» MATERIAL TO PROCESS:

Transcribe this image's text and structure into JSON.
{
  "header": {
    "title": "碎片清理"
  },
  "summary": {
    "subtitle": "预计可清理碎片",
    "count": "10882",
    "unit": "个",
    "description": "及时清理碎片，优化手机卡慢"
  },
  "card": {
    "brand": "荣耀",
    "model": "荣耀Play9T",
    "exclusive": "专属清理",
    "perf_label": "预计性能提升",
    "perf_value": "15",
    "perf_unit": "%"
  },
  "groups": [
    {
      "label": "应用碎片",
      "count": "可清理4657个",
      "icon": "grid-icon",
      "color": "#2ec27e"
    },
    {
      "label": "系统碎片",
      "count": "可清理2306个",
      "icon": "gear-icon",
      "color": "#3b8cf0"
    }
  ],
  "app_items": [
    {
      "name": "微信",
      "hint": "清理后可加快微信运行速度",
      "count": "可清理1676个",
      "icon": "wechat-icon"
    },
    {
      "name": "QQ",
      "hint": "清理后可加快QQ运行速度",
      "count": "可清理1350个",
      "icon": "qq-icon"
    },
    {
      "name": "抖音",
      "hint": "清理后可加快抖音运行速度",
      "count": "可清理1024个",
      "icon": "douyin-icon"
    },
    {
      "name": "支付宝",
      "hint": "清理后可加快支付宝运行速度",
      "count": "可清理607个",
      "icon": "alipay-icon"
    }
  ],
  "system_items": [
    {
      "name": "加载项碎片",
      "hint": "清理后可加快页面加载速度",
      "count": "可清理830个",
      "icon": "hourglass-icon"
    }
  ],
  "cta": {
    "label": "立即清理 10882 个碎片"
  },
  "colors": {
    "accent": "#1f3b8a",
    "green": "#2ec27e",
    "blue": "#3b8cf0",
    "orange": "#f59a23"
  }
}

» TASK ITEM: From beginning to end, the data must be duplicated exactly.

» SOLUTION BELOW:
Transcribe this image's text and structure into JSON.
{
  "header": {
    "title": "碎片清理"
  },
  "summary": {
    "subtitle": "预计可清理碎片",
    "count": "10882",
    "unit": "个",
    "description": "及时清理碎片，优化手机卡慢"
  },
  "card": {
    "brand": "荣耀",
    "model": "荣耀Play9T",
    "exclusive": "专属清理",
    "perf_label": "预计性能提升",
    "perf_value": "15",
    "perf_unit": "%"
  },
  "groups": [
    {
      "label": "应用碎片",
      "count": "可清理4657个",
      "icon": "grid-icon",
      "color": "#2ec27e"
    },
    {
      "label": "系统碎片",
      "count": "可清理2306个",
      "icon": "gear-icon",
      "color": "#3b8cf0"
    }
  ],
  "app_items": [
    {
      "name": "微信",
      "hint": "清理后可加快微信运行速度",
      "count": "可清理1676个",
      "icon": "wechat-icon"
    },
    {
      "name": "QQ",
      "hint": "清理后可加快QQ运行速度",
      "count": "可清理1350个",
      "icon": "qq-icon"
    },
    {
      "name": "抖音",
      "hint": "清理后可加快抖音运行速度",
      "count": "可清理1024个",
      "icon": "douyin-icon"
    },
    {
      "name": "支付宝",
      "hint": "清理后可加快支付宝运行速度",
      "count": "可清理607个",
      "icon": "alipay-icon"
    }
  ],
  "system_items": [
    {
      "name": "加载项碎片",
      "hint": "清理后可加快页面加载速度",
      "count": "可清理830个",
      "icon": "hourglass-icon"
    }
  ],
  "cta": {
    "label": "立即清理 10882 个碎片"
  },
  "colors": {
    "accent": "#1f3b8a",
    "green": "#2ec27e",
    "blue": "#3b8cf0",
    "orange": "#f59a23"
  }
}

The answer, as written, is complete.